▶ _YOUR ASSIGNMENT_
Copy out each line of the data that holds the string "Closeout".

[Items from a dataset]
= = = =

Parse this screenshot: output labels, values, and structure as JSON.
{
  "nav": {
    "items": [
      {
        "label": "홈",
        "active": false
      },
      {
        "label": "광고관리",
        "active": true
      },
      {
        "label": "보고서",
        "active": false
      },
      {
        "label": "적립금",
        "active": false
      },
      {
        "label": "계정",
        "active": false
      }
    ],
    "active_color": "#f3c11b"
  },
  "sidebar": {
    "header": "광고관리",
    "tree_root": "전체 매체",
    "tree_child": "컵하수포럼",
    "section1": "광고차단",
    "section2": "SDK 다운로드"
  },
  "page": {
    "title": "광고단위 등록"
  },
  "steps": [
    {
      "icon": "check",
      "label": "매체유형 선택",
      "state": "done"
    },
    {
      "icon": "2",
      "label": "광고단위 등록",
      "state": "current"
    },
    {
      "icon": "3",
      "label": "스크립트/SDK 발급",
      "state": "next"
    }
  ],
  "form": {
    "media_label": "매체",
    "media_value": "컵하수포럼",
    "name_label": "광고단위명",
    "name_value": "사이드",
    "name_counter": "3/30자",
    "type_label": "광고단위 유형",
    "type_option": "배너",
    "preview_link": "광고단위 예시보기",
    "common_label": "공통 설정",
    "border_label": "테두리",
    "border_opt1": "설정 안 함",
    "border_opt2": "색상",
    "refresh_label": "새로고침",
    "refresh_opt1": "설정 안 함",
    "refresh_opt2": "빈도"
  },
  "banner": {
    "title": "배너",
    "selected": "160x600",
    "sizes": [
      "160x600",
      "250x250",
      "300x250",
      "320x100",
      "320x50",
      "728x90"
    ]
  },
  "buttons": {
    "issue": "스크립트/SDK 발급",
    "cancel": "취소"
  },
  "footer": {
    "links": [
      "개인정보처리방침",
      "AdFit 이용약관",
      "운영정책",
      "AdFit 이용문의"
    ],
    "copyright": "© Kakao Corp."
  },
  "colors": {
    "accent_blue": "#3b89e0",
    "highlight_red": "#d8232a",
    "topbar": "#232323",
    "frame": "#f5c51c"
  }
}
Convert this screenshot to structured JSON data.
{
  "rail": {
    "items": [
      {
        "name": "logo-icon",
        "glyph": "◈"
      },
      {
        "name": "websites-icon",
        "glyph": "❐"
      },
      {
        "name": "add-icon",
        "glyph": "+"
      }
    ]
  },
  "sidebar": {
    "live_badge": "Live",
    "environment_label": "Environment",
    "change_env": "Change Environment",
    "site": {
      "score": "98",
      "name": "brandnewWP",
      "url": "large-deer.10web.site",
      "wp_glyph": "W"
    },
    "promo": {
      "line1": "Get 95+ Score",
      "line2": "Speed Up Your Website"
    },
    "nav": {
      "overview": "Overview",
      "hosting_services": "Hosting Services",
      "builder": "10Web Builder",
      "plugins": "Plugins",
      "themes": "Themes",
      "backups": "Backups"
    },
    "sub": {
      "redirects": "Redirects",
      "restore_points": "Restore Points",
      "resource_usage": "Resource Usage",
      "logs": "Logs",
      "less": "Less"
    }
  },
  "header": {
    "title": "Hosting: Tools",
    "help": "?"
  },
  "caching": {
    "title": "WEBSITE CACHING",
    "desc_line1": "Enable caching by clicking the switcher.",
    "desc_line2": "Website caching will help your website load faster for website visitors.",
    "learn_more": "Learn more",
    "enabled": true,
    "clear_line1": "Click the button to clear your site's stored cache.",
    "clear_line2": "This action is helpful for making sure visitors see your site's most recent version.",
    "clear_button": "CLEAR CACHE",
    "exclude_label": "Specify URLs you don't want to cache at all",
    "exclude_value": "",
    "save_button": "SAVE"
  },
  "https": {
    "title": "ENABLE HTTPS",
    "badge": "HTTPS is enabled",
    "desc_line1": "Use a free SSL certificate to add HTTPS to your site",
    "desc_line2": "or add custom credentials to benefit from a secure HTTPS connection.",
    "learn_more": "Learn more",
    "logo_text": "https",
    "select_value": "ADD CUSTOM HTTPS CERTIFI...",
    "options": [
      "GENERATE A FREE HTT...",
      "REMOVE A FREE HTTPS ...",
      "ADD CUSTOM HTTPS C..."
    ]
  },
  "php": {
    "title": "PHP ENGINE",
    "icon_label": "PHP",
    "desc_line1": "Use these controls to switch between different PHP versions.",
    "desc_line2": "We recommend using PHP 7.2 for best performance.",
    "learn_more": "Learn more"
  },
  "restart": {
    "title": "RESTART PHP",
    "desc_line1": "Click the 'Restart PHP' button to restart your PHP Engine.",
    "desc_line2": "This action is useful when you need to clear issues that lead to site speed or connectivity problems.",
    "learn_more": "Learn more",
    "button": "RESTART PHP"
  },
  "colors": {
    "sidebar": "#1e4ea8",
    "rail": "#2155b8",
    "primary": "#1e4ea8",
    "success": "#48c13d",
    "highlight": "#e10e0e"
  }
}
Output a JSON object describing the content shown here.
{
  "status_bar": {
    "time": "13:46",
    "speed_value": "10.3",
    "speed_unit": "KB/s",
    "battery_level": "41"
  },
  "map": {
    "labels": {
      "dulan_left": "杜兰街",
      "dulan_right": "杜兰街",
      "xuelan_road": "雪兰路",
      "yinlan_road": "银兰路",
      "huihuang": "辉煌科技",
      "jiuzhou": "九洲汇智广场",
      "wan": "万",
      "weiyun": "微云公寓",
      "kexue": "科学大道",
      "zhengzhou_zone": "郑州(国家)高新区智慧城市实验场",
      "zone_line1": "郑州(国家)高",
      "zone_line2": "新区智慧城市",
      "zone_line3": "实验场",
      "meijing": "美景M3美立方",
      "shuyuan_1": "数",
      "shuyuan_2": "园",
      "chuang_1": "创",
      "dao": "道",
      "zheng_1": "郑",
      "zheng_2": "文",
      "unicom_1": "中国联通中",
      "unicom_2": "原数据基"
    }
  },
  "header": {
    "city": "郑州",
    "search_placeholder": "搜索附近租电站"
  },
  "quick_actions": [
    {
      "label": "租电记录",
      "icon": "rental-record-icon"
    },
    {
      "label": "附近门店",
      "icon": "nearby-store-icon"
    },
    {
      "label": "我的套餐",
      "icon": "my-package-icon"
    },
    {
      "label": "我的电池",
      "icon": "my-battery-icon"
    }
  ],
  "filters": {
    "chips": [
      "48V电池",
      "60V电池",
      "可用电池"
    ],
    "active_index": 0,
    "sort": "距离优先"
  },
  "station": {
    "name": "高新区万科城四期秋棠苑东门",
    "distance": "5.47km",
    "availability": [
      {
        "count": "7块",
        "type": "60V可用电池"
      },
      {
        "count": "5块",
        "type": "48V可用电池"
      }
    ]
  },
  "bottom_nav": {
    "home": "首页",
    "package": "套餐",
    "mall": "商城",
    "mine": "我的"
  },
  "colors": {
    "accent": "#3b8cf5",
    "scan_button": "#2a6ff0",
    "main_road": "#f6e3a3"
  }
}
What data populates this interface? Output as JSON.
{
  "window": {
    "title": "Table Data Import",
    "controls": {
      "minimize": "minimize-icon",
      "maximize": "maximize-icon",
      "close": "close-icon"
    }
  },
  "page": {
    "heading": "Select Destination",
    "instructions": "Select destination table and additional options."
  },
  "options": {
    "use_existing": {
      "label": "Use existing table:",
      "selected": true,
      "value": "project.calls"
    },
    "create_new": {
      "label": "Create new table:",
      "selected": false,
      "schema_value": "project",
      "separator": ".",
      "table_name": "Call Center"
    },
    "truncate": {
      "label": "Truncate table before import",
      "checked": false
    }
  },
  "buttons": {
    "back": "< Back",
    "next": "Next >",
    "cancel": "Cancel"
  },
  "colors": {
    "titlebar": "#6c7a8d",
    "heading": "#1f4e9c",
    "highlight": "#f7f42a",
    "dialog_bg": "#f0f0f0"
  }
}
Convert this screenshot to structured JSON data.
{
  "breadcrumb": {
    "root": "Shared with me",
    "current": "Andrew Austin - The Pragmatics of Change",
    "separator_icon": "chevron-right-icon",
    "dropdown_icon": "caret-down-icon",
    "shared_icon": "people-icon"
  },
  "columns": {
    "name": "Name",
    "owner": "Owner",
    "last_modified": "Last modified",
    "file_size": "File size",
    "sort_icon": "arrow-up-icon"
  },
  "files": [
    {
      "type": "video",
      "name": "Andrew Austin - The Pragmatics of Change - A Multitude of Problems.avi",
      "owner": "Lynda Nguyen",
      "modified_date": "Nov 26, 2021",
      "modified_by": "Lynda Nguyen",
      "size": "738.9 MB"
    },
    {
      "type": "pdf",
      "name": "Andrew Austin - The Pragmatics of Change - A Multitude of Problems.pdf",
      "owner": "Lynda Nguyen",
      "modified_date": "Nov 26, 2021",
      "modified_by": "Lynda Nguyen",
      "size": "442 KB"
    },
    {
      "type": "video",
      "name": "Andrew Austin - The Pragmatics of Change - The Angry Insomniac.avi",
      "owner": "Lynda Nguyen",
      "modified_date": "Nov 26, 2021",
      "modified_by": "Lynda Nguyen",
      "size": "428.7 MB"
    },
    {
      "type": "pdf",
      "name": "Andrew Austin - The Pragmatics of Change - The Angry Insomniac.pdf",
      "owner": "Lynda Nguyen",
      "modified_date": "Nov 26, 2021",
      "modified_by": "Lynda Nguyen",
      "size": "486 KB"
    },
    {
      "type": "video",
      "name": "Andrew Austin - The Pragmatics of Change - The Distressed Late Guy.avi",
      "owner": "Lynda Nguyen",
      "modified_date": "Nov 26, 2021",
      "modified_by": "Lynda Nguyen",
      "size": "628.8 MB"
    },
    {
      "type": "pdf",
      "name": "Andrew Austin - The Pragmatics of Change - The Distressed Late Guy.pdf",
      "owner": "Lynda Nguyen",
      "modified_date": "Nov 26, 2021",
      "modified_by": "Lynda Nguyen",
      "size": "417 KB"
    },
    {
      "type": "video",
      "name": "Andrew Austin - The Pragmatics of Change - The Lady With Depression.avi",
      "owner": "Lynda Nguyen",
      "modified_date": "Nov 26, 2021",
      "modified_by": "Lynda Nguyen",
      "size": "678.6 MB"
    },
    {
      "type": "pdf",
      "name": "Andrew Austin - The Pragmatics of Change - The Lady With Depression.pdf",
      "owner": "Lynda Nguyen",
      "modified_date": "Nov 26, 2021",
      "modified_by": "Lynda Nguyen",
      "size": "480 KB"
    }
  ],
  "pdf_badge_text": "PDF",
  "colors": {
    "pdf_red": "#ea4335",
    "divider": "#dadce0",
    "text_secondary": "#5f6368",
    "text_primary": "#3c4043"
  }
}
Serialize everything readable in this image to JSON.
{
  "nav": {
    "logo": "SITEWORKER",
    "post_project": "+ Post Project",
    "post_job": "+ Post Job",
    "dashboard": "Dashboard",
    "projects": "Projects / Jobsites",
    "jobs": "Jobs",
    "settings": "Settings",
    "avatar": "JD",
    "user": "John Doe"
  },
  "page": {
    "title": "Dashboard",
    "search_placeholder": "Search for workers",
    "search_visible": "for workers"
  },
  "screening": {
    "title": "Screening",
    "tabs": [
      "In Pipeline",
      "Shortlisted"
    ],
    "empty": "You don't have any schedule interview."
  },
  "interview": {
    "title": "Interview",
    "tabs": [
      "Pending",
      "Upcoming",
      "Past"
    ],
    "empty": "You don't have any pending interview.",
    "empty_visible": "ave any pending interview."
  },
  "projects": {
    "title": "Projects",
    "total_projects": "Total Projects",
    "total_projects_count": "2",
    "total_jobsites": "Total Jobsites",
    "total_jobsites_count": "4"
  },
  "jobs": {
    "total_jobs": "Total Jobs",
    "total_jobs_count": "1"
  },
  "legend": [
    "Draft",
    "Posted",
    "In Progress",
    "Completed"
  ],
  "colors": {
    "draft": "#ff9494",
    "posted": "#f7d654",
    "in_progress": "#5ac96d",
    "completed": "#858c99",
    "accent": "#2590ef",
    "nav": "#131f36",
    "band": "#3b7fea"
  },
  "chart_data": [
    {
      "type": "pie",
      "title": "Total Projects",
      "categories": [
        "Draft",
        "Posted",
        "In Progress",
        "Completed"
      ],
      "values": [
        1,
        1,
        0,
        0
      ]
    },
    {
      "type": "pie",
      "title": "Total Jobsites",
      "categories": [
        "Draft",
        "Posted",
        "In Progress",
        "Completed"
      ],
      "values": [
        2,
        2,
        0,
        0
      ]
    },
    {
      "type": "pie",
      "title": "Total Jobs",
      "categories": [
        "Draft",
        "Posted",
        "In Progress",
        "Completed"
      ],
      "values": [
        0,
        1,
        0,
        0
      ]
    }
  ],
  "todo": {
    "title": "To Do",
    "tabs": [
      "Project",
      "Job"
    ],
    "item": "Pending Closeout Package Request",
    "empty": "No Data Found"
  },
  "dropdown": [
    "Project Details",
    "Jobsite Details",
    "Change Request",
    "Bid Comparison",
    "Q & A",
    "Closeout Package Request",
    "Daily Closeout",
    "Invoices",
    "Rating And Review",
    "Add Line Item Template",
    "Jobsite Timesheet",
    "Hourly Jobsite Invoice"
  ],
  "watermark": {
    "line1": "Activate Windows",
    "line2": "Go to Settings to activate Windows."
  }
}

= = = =

▶ _RESPONSE_
    "item": "Pending Closeout Package Request",
    "Closeout Package Request",
    "Daily Closeout",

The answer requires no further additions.